A major label dance music album spoiled by too many guest stars.
On Hyperion, Lévy's second album, released through Columbia Records, he tries to live up to this in the major label way—namely, big pop collaborations. But these tracks amount to unremarkable radio fare and dilute the artistic voices of all involved. Lévy and The Weeknd team up on "Lost In The Fire," a cushy R&B track where both artists fail to show their defining quality. "Blast Off," featuring Pharrell, reaches for Random Access Memories, but falls short in funk and soul. On "So Bad," HAIM, one of the brightest pop-rock bands in recent years, contribute pretty vocals to a shadowy backdrop. What could have been an interesting synthesis of perspectives sounds more like a contractual studio session.
The instrumentals have more bite. "Vortex" and "Reset" both channel darkness, with wicked synth sounds and oversized bass. The latter is a kind of futuristic G-funk beat, supported by a music video that riffs on West Coast lowrider culture. But even though the visuals depict a wild hip-hop street party—including several tightly framed shots of a woman twerking—"Reset," with its ominous pads and breakdown, sounds too anxiety inducing to get an actual crowd going.
There seems to be another album hidden within Hyperion. Remove every track mentioned before and what remains tells a different story: Lévy as a wistful, analog synth lover. This part of the album has a quiet power.
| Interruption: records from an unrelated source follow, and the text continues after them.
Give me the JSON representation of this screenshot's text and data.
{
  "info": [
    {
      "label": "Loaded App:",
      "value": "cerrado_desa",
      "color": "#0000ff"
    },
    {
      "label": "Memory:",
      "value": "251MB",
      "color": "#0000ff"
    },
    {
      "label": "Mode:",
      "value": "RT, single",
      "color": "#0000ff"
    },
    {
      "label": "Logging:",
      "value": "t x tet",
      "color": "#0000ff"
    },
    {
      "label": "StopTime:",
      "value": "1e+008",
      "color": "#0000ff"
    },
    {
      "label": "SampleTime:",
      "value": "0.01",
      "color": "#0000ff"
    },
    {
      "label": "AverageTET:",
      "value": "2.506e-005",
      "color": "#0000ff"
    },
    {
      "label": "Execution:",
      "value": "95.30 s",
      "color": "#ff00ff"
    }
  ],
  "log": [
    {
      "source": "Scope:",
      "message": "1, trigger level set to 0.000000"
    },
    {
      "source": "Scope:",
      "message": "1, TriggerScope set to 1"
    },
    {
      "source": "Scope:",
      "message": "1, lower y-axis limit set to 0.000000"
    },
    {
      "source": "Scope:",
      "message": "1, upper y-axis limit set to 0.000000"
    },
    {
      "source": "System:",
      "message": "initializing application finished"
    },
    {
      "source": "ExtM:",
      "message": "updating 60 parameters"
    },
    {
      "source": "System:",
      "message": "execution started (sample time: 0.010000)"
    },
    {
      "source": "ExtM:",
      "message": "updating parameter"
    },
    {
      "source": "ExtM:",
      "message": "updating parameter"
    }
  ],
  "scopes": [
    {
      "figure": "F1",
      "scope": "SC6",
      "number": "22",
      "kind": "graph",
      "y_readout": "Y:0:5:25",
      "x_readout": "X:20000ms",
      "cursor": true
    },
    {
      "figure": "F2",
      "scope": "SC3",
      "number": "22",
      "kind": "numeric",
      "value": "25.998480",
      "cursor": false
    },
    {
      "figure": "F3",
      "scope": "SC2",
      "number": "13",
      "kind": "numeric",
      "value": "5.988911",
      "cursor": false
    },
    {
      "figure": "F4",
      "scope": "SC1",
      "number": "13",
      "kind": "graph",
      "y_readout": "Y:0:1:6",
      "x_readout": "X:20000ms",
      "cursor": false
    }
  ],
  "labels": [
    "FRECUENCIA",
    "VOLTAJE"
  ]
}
The title track, a twirl of cascading arps, evokes feelings of spring romance. "Ever Now" is deeply melancholic, with sweeps of noir synths offset by glittering sequences. "Memora" recalls the enveloping synth music of Jean-Michel Jarre (another past collaborator of Lévy's). "Forever," a gossamer synth-pop ballad featuring The Hacker and Electric Youth, almost fits into Lévy's romantic vision—just cut the fat bass and ballistic electro outtro. Not every song has to be overblown for a festival stage.
Hyperion ends with "Humanity Gone," 11 minutes of downtempo cinematics that plod like a lonely nighttime walk. The synths moan, the drums are sparse and, towards the end, a moody saxophone rings out in the distance. It's a poignant place to wander. In these moments, you get the sense Lévy set out to write something intimate and grand. Too bad the album is clouded by so many outside influences.